What Is One Of The Secrets Of Writing Copy?
As Robert Bly states that copywriters refer to this writing style as “you-orientation.” It brings the reader into your copy as if you were talking to them face to face. With this and the mindset of keeping the wording simple (but still effective to the specific niche you are to write copy for.) When I say write simple copy I don’t mean write a child’s book though. What I mean is that keeping high tech niche specific words out. You can still use everyday terms that relay benefits to your customer and still get your point across. Our goal as a copywriter isn’t to overwhelm our customer but to persuade them in terms that make sense to them.
Not all of the people you are writing copy for are going to be savvy in the niche lingo…So to just be mindful of this is a good practice to have.
If you can’t explain it to a six year old, you don’t understand it yourself. -Albert Einstein
Why Should We Keep Writing Copy Simple?
What is a copywriting swipe file?
Every other profession has these, just in different forms. When it comes to writing copy a swipe file is a list of previous headlines that the copy writer has done in the past for different circumstances in order to give himself a little inspiration. These are headlines from what I’ve been taught, so far, are probably one of the most essential parts of getting your foot in the door when it comes to persuading a potential buyer into going for what you have to offer them. I say that every other profession has this kind of thing because its like a reference guide when creating your own material.
In Bly’s book he provides 38 headlines from his own swipe file collection to give us an idea of how his looks and I’d have to say that I’m pretty impressed. It inspires me to one day know that I’m going to have a swipe file of my own successes (as well as learning from some of my failures.) I think that my strategy will have a good combination of both (not to get them mixed up though!) so that I can see what I may need to work on, and which headlines while I write copy pull better conversion rates.
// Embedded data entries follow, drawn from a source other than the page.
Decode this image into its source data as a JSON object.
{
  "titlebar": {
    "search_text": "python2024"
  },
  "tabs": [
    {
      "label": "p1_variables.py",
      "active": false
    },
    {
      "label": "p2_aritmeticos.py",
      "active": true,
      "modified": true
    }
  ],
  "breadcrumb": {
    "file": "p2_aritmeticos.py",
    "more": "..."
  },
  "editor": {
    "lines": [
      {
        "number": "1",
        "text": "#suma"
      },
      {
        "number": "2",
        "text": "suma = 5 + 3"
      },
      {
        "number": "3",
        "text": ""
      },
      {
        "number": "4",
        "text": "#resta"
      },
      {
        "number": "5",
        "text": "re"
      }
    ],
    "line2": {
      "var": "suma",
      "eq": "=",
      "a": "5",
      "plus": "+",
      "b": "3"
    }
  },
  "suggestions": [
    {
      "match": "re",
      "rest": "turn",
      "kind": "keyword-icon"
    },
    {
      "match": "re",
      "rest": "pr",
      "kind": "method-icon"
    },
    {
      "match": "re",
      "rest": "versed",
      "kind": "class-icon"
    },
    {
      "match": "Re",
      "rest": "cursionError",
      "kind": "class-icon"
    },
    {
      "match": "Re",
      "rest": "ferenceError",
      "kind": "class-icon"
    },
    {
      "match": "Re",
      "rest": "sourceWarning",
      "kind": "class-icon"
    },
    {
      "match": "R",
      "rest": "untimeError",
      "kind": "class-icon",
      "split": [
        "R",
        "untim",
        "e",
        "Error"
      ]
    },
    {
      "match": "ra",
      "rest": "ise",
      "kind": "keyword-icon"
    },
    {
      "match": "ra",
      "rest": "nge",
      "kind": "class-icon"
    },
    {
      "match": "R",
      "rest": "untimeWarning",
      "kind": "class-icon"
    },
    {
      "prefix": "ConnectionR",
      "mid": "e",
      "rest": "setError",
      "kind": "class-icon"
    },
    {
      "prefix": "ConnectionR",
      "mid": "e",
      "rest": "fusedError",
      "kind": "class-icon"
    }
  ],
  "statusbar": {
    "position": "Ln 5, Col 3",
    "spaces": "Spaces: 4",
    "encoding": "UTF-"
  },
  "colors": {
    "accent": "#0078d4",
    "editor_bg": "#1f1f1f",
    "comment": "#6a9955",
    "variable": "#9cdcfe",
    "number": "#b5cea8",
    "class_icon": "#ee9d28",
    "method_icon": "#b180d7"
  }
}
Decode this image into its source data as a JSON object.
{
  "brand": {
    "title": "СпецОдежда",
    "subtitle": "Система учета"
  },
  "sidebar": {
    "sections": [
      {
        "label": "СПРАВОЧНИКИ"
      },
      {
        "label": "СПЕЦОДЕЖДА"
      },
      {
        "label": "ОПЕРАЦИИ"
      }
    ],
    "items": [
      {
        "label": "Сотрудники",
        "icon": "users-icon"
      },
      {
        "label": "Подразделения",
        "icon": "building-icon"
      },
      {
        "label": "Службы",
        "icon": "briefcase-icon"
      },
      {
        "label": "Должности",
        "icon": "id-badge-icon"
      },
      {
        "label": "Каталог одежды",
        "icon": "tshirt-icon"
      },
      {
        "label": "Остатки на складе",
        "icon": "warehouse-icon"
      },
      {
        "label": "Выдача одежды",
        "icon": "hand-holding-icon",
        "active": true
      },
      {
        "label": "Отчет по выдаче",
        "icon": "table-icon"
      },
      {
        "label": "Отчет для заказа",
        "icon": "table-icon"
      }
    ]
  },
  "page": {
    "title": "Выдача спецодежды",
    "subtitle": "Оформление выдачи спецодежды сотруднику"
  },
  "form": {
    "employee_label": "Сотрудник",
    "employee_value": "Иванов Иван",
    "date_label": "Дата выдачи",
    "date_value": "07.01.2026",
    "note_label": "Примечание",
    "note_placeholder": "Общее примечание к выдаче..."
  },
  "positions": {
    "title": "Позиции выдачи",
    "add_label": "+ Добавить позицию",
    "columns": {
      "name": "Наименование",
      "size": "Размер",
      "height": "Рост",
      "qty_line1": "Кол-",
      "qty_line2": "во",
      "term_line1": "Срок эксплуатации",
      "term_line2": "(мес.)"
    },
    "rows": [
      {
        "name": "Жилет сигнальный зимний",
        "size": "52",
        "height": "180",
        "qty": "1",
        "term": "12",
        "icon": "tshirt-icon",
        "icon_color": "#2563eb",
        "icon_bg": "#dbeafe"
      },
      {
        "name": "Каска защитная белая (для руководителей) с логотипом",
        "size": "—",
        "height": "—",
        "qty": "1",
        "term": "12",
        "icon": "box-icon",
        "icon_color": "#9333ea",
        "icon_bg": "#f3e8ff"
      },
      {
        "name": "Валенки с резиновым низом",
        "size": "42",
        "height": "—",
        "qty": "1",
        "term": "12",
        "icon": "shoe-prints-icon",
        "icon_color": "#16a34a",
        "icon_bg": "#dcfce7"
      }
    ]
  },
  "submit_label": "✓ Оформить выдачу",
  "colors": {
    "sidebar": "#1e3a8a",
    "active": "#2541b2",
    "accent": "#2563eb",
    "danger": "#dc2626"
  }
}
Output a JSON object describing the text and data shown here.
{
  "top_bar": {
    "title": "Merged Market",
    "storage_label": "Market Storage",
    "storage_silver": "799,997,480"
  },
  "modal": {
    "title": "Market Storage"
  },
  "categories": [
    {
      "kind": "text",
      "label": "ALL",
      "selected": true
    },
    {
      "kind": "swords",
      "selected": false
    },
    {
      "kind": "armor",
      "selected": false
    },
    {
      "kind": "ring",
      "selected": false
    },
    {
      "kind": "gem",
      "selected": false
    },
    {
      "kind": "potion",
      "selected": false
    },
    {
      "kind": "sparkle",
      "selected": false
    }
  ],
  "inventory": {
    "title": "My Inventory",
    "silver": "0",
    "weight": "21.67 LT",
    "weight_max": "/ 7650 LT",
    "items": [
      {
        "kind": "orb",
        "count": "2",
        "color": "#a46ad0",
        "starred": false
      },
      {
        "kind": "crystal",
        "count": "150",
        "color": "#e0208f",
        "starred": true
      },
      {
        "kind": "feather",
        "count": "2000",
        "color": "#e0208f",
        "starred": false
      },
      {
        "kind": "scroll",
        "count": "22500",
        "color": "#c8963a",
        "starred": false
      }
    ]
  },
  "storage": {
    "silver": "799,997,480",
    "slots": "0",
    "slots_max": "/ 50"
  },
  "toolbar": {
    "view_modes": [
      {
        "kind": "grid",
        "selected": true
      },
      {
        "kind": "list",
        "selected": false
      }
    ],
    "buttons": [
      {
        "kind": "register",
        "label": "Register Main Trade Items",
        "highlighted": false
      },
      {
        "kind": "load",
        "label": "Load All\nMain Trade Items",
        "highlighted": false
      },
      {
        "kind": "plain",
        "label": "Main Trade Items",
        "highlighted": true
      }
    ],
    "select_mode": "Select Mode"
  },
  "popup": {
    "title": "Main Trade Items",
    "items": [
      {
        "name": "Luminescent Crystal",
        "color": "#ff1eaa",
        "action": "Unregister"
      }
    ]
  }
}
What is so great about the 4 U’s in copywriting
Today I had the pleasure of re-discovering something that I learned during my business years of college that applies to copywriting. A headline is like a companies first impression to possible buyers for products. In the business world we are constantly trying to sell ourselves and convince others of our abilities and that we’re valuable assets. In the copywriting world the headline is a business mans elevator pitch. As Bly puts it,
…an ad or commercial has only a few seconds to capture the prospect’s interest before the prospect turns the page or goes to the refrigerator.
I think he is dead on with this one because if the headline of a piece of sales copy is not intriguing the target to want to go further, the rest of your product pitch goes to waste, will not get as successful of a conversion, and probably will not see an increase of sales.
How headline copywriting can serve you
In all forms of advertising, the “first impression”-the first thing the reader sees, reads, or hears-can mean the difference between success and failure.
As a new apprentice studying about writing copy and to better allow this to serve me in my business endeavors I decided to buy The copywriter’s handbook which is a good source to learn about writing copy through different mediums.
In the very beginning of the book it has a number of takes on what the number one mistake about advertising and writing copy. It basically comes down to this:
…But they sometimes lose sight of their goals-more sales-and the fact that they are “salespeople behind typewriters,” and not literary artists, entertainers, or filmmakers.”
What Bly is getting at is that so many advertising experts focus writing copy but try and make it look overly aesthetically pleasing or to entertain their target market, that they forget what their primary goal is.